One of my goals during this journey to India was to visit an ayurvedic centre and experience a ten day long detoxification process called Panchkarma. Unfortunately, time has been flying by and ten days seemed a little dear to spend far away from my family, so instead, I got a short 3 day respite at an Ayurvedic Centre called KARE.
Blessed by Yoga Guru BKS Iyengar at its founding ten years ago, KARE is located between Bombay and Pune in the still idyllic setting of Mulshi Lake, a fresh water reservoir surrounded by hills, foliage and small villages. With no cell phone reception or internet there, you are totally cut off from the larger world and that was what I needed to really focus on some quiet, healing time.
Upon arriving, you have a consultation with the Ayurvedic doctor on site, who then works with you to determine an appropriate course of treatments for your stay, depending on your Ayurvedic dosha or mind-body proclivity. You proceed to your first treatment, a leisurely abhyangya (oil massage with herbs – very calming for the nervous system) and swedana, a steam where you sit up to your neck in a wooden box that is heated with steam from a pressure cooker – it was hot, wow, I think I lasted for a max of ten minutes.
Lunch, a beautiful and delicious presentation of all the tastes: sweet, bitter, salty, sour and astringent is offered next. You begin with a prayer, after which the only “sweet” of the day is eaten – now – when your digestive fire or agni is at its strongest – and usually consists of a small “katori” or bowl of some type of kheer. Our first day, it was a delicious saffron kheer – a carrot one was also quite memorable.
After hot rotis fashioned from a whole grain like millet or jowar, a filling lentil soup or dal, rice and a salad – made from a lightly steamed vegetable and delicious yoghurt dressing, you end your lunch with salty, spiced buttermilk or “chaas.” The chaas is served last as it is the astringent taste and according to ayurvedic principles it is the astringent taste that signals your body that it is now satiated. So, who knew, dessert first when your digestive fire is at its strongest – and then you get to slow down? Interesting.
Our afternoon consisted of a resorative Iyengar style yoga class, followed by a second ayurvedic treatment – eoin got a reflexology while I got a medicinal facial massage with herbal drops to clear my sinus passages, known as Nasya. There was a fruit snack and then an evening break to relax, read, hike, explore the area or play croquet – because KARE, for some reason has a croquet lawn.

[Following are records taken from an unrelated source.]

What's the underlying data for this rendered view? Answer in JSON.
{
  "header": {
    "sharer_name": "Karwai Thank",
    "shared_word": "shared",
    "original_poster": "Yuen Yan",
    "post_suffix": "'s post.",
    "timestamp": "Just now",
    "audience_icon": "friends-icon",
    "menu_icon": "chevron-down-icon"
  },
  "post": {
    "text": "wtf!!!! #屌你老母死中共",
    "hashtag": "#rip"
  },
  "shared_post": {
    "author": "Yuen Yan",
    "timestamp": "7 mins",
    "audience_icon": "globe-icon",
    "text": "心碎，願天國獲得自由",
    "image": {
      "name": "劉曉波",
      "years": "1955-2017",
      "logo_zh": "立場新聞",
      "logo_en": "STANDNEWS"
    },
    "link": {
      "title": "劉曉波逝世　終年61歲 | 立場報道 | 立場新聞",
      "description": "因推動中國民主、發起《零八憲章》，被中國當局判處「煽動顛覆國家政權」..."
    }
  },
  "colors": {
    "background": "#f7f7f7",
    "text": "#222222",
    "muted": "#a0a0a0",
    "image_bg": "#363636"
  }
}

Sitting by our balcony, taking in India’s chattering birds, the misty hills and even a sprinkling of rainshowers, was truly rejuvenating. After three days, we felt renewed and ready to take on the mad dance of India once more.
To learn more about KARE, visit: www.karehealth.com.
The best season to visit is between November through March.
Thanks for reading. Namaste!